The state sector (defined as including any entity that requires taxpayers’ money to meet the cost of its core activities), is not immune to the current harsh realities facing the country. The foreseeable economic climate, should be forcing organisations to critically examine their business model, cost structure and the way they do business. Good corporate governance can make a critically important contribution by ensuring that “the way business is conducted” drives value for money, value creation and minimises risk. In the state sector, adherence to good governance, provides a platform for maximising the impact of every taxpayer dollar spent, as well as heightening the standards of accountability and transparency, which will enable citizens to judge the performance, as well as the rhetoric of those in office. 

What is this magic pill called good governance you may well ask, why is it important and what can it do for the economy? In a nutshell, practicing good governance will improve the competiveness of the economy and enable organisations, in both the private and public sector, to weather downturns in the economy much better than those that do not practice good governance. 

Due to the size (as defined by the proportion of the workforce it employs and spending power) and circle of influence of the state sector is it ideally positioned to lead the good governance charge and set a benchmark. There are a few very simple steps that can be taken to improve your corporate governance. 

These are firstly ensuring that all appointees to state boards have been exposed to training in governance, no matter how experienced they are, as this is a developing field, where the lessons from each scandal become reflected in best practice.

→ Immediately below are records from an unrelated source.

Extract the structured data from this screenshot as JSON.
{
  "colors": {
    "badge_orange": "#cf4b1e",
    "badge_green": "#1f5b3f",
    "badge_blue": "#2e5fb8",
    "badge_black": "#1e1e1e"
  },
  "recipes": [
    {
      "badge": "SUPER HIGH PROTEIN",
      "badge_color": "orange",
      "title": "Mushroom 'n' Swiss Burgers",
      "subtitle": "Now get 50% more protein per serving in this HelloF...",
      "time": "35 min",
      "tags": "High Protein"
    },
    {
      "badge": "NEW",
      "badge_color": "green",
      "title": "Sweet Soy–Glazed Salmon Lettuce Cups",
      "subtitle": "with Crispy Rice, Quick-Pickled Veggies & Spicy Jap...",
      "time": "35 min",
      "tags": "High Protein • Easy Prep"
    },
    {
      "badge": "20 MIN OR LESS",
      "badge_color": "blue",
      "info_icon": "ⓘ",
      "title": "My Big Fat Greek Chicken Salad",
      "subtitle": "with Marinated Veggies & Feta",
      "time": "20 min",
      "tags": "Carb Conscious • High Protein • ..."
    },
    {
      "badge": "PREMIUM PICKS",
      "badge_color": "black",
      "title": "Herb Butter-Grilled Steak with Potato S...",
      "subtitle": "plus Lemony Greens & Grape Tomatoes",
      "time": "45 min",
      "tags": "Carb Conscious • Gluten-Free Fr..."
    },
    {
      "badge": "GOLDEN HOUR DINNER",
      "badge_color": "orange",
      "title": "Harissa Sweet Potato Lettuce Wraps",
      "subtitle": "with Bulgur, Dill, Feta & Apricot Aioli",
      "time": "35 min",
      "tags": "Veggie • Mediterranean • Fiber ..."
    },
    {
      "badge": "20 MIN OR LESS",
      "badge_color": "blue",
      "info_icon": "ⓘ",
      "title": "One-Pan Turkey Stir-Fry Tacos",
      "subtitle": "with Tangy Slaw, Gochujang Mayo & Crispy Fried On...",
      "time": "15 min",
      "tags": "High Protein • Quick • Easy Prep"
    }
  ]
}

Secondly, ensuring that the Boards, within a prescribed timescale, demonstrate that they have developed and implemented all of the codes, terms of reference and charters that are the lynchpins of good governance. For instance, codes that address ethical business conduct and conflict of interest; terms of reference for each committee that clearly define the membership, remit and decision-making authority of the committee; and charter(s), that govern how business is conducted. The most critical being the Board Charter which will include, managing the entity’s relationship with critical external power brokers, defining the role of the Board and its focus on policy making as opposed to operational matters, what decisions are reserved for the Board, ensuring a strategic plan is in place and holding the executive accountable for delivering the plan. 

Thirdly, ensuring roles and relationships are clearly defined especially for the Chairman, CEO, Board members and the executive team. Where the organisation can benefit from particular skills or expertise of the Board, there would be a need to maintain a clear separation of roles. Fourthly, ensuring that the Chairman has established a robust process for measuring and evaluating the performance of the Board. To undertake this task in a meaningful way, best practice suggests that the Chairman should engage external assistance.

Fifthly, ensuring that staff are encouraged and motivated both to adhere to and police the governance framework established by the leadership of the organisation. Having an effective and robust approach to protecting whistleblowers will increase and encourage reporting. 

The steps above, and many more, are thoroughly explored and detailed in the Corporate Governance Maturity Framework which can be accessed via the Energy Chamber’s website In 2011, the Energy Chamber anticipated that strengthening good governance would play a critical role in improving the competitiveness of the Trinidad & Tobago economy. To this end, the Energy Chamber secured funding from the Inter-American Development bank (IADB) and successfully completed a project aimed at improving corporate governance in T&T. Activities within the project included one day workshops and the creation of a corporate governance toolkit. 

The Energy Chamber’s Corporate Governance Initiative has created the platform to improve the overall standard of corporate governance practice in Trinidad & Tobago. The ultimate goal being to facilitate the creation of an ethical, non-corrupt business environment thereby promoting a less risky competitive business environment. 

In a country such as ours where the state sector contribution to GDP is so significant, what tangible steps will we take as a country to improve Trinidad and Tobago’s ranking as a stable and attractive destination for capital investment? Moreover, can we afford to ignore the opportunity to improve corporate governance standards and practices in state owned enterprises?